It is clear to me immediately that Memoryhouse have spent a serious amount of time on their first effort, without even hearing a note. The sleeve is clever and classy, and it is worthy of discussion. The front cover is a picture of a girl sitting on a log resting at the edge of a body of water, a lake perhaps. She’s dipping her feet in the water. So far, so good. It’s an interesting image, and it puts across the idea of youth, the end of innocence, and the beginning of experience. These are all themes in the album, and it’s our first sighting of water too. We’ll come back to that.
If this was all there were to the cover photo, it would have been better than satisfactory. It already has layers of depth and meaning beyond surface observation. But there is more to it than that. The photo itself is a subtle double exposure with two exposures overlaid on the same frame of film. We know that these two separate parts of the image cannot have been taken together, at the same time. This takes the viewer away from what was once a static frame, a single moment captured, and introduces them to the notion that time has passed between the first and the second time the shutter closed. Another layer of meaning. Time is not only passing, but in moving from one frame to the next, we are locked in transition with the image. Our minds are creating an imaginary space where that time has passed. The final note for the image lies in the colours, cross-processed, muted and unnatural, giving lie to the discolouration of the picture by time. The rest of the inlay offers more of the same, Denise Nouvlon’s film photography adding context and depth throughout.

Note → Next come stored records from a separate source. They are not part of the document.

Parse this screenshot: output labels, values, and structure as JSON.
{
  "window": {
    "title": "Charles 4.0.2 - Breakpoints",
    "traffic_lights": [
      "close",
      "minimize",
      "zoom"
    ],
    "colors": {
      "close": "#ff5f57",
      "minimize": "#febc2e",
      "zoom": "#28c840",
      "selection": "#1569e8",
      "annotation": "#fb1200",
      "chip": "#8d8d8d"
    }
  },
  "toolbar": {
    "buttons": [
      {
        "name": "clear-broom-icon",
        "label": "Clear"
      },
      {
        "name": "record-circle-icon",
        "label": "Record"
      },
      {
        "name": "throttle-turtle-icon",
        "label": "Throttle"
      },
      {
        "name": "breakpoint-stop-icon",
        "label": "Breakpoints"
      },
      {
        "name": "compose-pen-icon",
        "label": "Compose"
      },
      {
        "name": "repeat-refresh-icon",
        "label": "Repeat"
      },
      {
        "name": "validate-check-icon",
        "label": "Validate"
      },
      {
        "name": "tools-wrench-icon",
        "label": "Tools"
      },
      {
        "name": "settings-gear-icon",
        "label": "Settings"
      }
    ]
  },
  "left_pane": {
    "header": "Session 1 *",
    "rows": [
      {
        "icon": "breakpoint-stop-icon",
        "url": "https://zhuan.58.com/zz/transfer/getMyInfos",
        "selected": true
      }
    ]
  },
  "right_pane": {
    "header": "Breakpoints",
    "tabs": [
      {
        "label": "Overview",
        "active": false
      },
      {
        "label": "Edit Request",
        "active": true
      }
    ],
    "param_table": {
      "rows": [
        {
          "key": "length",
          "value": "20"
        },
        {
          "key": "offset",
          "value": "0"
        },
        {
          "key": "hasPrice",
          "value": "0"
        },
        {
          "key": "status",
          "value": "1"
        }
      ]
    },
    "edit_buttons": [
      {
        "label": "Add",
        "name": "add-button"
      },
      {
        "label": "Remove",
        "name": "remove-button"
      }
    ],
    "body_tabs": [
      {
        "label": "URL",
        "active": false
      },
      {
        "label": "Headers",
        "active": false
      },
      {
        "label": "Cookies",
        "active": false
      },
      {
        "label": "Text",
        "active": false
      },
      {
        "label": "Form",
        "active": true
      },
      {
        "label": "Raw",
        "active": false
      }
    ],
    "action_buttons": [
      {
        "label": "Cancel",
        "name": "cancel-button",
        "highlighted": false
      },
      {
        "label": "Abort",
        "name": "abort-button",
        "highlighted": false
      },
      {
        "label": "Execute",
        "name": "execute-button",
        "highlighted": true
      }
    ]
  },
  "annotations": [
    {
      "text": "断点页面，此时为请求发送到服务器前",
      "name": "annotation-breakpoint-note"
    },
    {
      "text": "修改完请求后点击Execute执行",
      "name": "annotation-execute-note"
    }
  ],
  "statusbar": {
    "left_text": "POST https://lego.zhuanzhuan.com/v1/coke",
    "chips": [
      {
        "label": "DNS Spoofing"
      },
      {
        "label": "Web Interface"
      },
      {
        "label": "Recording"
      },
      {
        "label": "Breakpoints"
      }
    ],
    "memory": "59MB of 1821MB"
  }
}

So care has been taken, and it shows in the sound too. There are disparate influences, hints of trip hop in the drums of ‘Little Expressionless Animals’, and the looming, ever-loving ghost of Zooey Deschanel in the vocals. Isn’t it odd how she’s become the default reference point for soft indie girl vocals? And despite traces of Arcade Fire in the arrangements of Evan Abeele, hints of Built to Spill in the guitars of the sure-fire pop single ‘The Kids Were Wrong’, there isn’t enough of what Memoryhouse are in themselves to really separate them from all the other dream pop bands you’ve never heard. That doesn’t stop them from trying though. In recording terms, The Slideshow Effect is a masterclass. Nothing seems out of place, from any angle. It’s the attention to detail, little touches that cut through the mix, perfect acoustic tone to the guitars. It’s the sort of finish that speaks to a sensational amount of effort. But there are a lot of technically excellent recordings out there. How do Memoryhouse make theirs different?
Strong lyrical themes are one way they stand out from the pack. Here thunderstorms and floods appear, mirrors of the tumult of young feelings recaptured in the words of the songs. But above all, water is the key motif, a catch-all signifier to show heightened awareness of emotion. Water becomes a thread between songs, a way for characters in one song to reappear in another, and their interactions are mediated by it. In ‘Heirloom’ the singer warns another against “drowning in the flood”, and in ‘Bonfire’ we’re gifted the image of a photograph floating on a pool. Water recurs elsewhere, so often in fact that each reappearance seems almost overdone by the albums final close.
All in, it’s still a worthwhile listen. They’re a strong band musically, and The Slideshow Effect is a good, well put together piece of work which creeps up on you slowly. They’re by no means the finished article, but as this is album one, why should they be? Some bands don’t spend their lives working towards getting back to how their perfect first album was. When Memoryhouse step away from their idea of what a record should sound like and find their own voice, they’ll be a lot closer to perfection than most bands will ever get.
7Tom Perry's Score